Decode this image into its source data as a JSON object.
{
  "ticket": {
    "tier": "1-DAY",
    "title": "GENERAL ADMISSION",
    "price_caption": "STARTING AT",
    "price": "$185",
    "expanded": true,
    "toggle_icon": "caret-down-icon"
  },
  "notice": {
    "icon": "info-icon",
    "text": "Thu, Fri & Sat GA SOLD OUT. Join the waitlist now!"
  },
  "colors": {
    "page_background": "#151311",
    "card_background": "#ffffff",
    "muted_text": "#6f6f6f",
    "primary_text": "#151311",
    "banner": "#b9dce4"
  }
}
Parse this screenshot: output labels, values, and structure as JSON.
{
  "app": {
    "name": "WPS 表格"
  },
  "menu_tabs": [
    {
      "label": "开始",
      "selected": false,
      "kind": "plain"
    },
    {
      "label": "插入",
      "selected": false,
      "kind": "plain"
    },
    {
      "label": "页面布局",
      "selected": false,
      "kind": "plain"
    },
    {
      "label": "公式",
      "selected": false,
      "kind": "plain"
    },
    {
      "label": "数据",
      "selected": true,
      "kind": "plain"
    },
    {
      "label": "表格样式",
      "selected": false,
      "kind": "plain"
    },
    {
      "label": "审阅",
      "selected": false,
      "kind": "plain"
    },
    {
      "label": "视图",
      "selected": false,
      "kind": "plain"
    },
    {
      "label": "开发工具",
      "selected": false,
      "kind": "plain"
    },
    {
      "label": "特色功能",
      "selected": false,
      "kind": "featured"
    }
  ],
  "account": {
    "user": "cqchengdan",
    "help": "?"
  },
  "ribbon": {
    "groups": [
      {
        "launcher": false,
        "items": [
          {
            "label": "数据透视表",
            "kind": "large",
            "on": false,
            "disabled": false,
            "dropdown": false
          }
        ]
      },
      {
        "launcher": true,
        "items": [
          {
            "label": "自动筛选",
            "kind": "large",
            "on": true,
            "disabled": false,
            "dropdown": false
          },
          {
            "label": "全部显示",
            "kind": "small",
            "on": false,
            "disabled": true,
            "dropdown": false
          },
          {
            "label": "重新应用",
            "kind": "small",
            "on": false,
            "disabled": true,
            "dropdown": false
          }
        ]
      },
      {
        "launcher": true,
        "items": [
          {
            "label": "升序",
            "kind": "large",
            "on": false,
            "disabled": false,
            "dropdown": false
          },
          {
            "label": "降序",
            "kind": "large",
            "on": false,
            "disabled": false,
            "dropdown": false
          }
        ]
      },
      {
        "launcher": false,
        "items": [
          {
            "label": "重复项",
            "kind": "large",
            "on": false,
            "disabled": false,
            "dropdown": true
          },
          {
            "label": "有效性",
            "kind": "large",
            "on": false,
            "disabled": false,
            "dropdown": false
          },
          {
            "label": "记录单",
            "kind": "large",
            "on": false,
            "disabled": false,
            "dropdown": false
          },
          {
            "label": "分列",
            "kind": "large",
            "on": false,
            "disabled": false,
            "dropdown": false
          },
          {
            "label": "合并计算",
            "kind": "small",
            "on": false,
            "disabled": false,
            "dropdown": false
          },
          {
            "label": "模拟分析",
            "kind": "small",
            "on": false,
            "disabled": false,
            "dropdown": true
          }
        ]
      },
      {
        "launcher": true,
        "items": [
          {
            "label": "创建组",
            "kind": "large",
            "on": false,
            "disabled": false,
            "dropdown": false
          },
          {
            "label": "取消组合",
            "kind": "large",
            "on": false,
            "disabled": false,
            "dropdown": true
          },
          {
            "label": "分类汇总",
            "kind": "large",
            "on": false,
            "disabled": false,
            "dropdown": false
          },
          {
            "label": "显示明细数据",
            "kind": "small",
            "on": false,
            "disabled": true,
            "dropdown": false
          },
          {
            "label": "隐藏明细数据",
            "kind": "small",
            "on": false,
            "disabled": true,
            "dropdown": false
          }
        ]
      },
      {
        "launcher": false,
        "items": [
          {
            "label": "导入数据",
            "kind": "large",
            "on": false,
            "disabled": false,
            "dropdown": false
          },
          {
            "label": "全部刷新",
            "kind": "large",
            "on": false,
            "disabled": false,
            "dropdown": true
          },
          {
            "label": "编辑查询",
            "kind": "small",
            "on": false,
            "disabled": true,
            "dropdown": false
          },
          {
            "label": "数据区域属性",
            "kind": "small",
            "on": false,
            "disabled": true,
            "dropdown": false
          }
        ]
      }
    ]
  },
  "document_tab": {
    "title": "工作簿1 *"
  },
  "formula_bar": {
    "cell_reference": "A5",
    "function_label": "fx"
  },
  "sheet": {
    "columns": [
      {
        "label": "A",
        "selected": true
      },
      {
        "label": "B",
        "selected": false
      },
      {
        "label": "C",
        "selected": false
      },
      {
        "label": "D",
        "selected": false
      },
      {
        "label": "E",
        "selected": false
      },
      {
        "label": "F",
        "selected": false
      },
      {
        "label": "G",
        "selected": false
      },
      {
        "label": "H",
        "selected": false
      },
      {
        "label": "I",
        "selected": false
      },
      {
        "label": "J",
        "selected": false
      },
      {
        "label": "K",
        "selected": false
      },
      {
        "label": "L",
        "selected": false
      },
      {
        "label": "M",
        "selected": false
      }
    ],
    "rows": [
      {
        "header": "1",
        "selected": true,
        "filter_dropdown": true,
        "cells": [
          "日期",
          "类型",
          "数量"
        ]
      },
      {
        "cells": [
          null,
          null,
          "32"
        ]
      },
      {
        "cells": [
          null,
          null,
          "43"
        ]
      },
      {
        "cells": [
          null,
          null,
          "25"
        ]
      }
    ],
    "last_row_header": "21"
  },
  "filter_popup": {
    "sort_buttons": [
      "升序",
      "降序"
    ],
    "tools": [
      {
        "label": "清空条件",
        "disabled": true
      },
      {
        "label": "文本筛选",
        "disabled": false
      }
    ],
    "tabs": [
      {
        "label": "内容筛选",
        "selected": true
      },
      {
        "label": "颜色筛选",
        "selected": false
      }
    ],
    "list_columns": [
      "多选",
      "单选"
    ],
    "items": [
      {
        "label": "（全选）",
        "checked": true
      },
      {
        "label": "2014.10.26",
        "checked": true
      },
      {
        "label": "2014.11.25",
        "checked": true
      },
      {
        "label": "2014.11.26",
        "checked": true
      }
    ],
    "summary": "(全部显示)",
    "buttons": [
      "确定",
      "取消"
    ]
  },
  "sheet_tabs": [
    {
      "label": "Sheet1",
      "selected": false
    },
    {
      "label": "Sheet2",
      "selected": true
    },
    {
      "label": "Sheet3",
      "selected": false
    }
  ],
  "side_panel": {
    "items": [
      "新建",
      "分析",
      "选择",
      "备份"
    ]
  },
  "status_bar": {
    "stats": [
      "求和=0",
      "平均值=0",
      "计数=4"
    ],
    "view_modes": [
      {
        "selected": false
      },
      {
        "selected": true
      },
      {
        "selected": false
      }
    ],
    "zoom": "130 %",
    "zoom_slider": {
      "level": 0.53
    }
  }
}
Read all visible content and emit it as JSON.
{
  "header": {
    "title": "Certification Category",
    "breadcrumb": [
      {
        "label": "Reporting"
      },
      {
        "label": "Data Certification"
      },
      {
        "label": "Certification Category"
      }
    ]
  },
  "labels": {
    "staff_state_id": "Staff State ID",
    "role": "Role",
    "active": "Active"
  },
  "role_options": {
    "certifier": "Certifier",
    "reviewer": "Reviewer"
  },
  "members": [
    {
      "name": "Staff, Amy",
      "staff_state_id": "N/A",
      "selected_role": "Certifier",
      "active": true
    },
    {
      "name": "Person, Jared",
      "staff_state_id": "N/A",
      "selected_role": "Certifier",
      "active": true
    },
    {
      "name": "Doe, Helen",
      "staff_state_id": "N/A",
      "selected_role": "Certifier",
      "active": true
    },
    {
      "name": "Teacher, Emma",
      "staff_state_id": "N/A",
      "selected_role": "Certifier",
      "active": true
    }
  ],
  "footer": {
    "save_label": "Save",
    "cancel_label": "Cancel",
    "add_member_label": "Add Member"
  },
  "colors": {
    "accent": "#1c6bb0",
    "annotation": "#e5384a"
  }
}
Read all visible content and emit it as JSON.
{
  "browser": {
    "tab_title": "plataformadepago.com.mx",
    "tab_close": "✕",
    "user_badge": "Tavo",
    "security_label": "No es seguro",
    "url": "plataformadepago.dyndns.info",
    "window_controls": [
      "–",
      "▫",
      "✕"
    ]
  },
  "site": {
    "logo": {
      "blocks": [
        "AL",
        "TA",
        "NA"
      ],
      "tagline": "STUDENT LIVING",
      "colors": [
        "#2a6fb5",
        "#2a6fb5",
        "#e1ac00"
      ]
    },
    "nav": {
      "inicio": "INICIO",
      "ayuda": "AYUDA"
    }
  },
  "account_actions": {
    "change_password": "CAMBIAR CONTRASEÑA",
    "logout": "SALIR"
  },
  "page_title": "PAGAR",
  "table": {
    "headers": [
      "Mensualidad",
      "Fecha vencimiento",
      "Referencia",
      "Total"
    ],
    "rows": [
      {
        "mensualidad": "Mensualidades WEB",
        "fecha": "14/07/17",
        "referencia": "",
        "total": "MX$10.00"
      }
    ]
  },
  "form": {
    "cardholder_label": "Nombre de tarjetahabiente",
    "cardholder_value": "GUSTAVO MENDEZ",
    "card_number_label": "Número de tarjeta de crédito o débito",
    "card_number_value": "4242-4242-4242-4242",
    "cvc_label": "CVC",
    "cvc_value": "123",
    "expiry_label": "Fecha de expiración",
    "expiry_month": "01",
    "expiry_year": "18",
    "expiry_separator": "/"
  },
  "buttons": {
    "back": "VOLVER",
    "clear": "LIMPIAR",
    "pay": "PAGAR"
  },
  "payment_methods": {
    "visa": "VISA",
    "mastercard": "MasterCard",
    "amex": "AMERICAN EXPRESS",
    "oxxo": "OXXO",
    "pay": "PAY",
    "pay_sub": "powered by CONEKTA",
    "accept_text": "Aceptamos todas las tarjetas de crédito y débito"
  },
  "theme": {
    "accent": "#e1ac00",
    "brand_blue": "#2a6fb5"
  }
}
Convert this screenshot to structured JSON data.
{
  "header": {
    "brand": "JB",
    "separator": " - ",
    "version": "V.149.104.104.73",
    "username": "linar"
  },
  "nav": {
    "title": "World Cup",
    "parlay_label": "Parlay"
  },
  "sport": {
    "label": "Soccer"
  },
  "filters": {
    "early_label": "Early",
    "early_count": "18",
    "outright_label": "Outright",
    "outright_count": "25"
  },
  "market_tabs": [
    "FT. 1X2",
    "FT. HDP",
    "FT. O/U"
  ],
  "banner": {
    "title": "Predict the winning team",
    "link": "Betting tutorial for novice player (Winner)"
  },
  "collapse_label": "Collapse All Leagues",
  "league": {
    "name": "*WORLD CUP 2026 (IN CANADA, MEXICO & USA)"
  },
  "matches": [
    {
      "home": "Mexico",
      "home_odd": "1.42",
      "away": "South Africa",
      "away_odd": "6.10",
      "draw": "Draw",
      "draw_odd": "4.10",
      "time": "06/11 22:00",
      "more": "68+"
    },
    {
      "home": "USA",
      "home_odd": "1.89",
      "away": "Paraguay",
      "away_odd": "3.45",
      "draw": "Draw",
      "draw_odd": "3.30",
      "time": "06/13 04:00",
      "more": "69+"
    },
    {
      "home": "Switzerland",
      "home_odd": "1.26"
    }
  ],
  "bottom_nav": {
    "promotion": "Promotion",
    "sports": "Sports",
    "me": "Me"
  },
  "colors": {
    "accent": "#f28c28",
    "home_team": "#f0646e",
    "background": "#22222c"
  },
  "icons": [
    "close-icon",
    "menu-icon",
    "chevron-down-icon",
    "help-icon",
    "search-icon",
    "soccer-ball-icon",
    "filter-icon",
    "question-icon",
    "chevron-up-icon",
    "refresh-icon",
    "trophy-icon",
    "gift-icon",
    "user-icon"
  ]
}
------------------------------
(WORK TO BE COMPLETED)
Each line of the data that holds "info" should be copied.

(ANSWER SECTION)
    "icon": "info-icon",
    "url": "plataformadepago.dyndns.info",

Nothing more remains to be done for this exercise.